CloudOps takes three things as its primary ingredients: distribution, stateless, and scalability. Distributed development and deployment mean there is no single point of failure. The whole cloud environment becomes more reliable, and uptime can be maintained. At the same time, the ability to go stateless—at least in certain parts of the workflow—is a huge plus for cost-efficiency.
By being stateless, scalability is not an issue. You only pay for the resources you actually use—and for the duration that you use them—so cloud-related overhead costs can be brought down to a minimum with a little fine tuning. Cloud-native applications deployed using the CloudOps approach tend to have good uptime and low latency.
The advantages are further amplified by the level of automation that cloud service providers now offer.
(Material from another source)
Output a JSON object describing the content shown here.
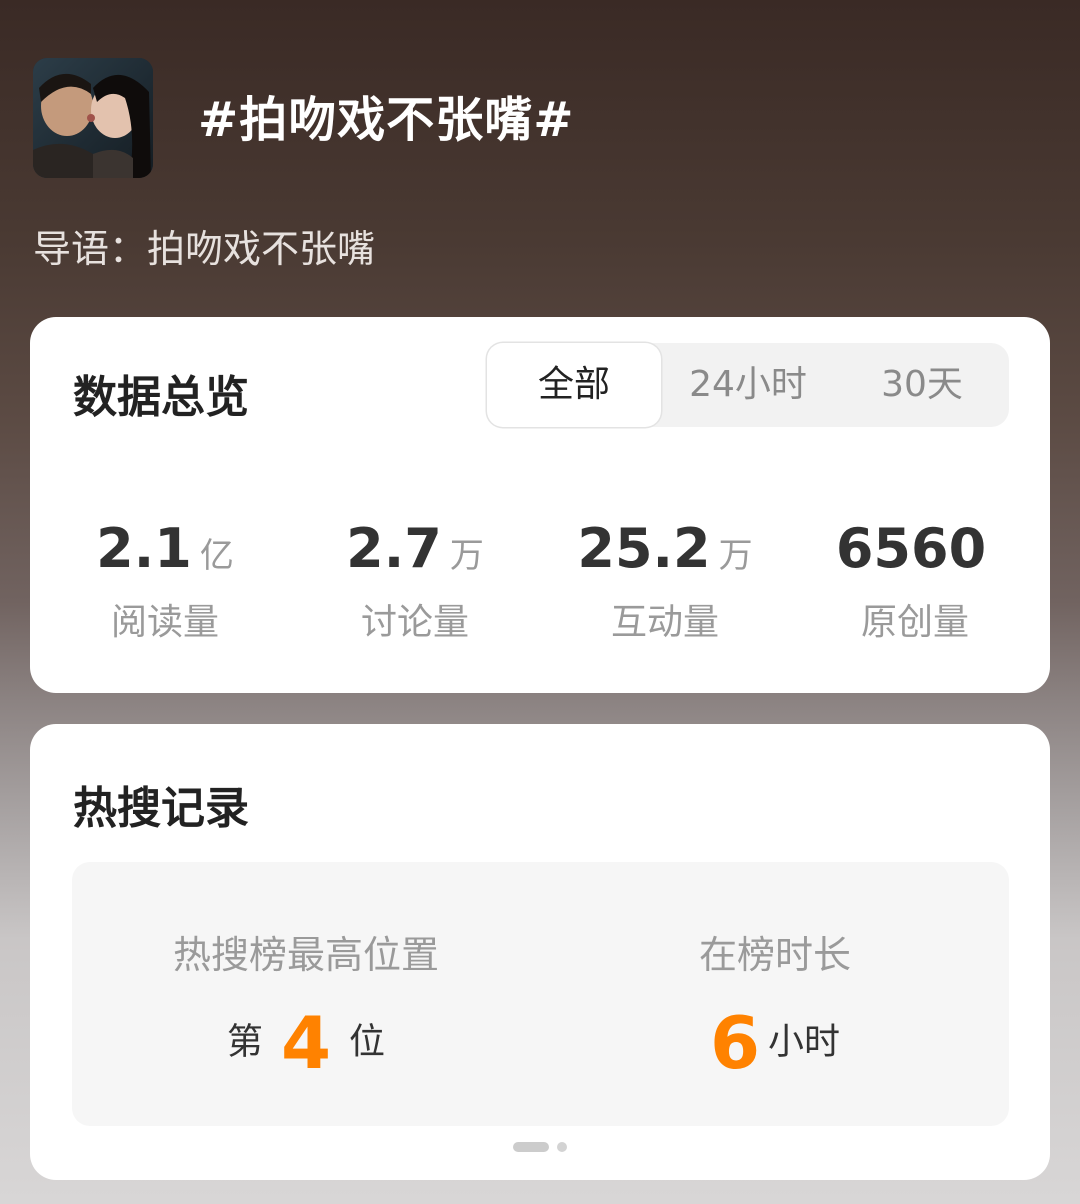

Nevertheless, the approach requires resource provisioning to be fully automated, which could mean added complications when it comes to configuring your CI/CD pipeline. You have to get the configuration right in order to fully benefit from CloudOps.
Continuous Integration Ops (CIOps) is the last branch on our list. CIOps require CI operators or administrators to configure the IT infrastructure required to support the new codes before deployment continues. The CI system is designed to run build and tests then deploy at varying levels of sophistication according to the complexity of the pipeline.
Since manual inputs are still required (to ensure that each CI job is configured correctly to deploy to the right location), CIOps offer both advantages and disadvantages. The primary advantage is granular control over the infrastructure itself. Two deployments can have different infrastructure configurations, as opposed to predefined parameters found in approaches like GitOps.
Manual configuration of a cloud environment and the provisioning of resources can make CIOps more suitable for smaller developments; development projects where automation is more of a hassle than a useful instrument. This is why CIOps is commonly found in smaller projects with simpler cloud infrastructure.
However, the major disadvantage here is the very manual concept of this system as you increase the risk of human error. You also need to provide your CI tool of choice (Travis CI and CircleCI are popular) to your API which is a big security risk.
Compared to DevOps, CIOps also lacks a comprehensive audit trail and extra flexibility. The approach focuses on CI rather than CI/CD, so it doesn’t always cover the process from end to end. While it gives developers some flexibility in configuring their cloud infrastructures, it takes a great deal of diligence to run CIOps smoothly over a longer period of time.
As you can see, there are multiple branches and subsets of DevOps, and they are all based on unique approaches and interesting ideas. As far as speeding up your CI/CD cycle, any approach discussed is incredibly useful. Choosing between them is a matter of finding an approach that works best for the kind apps you develop and the cloud infrastructure you use.
That said, DevOps still offers the most comprehensive approach for improving your workflow since it tackles both technical processes synchronously with the adoption of cultural improvements. Both are equally important in a successful transformation. The above approaches tend to focus on the technical side only. Some are even focused on a particular platform, a way to manage infrastructure, or specific tools.
At the end of the day, that is exactly why DevOps is still the most widely implemented approach of them all. It is a tried and tested method of creating an efficient and technically-improved CI/CD pipeline while supporting an environment of innovation and collaboration.
▻ VP of Engineering @ Cherre ▻ Cloud Solutions Architect ▻ DevOps Evangelist
Stefan is an IT professional with 20+ years management and hands-on experience providing technical and DevOps solutions to support strategic business objectives.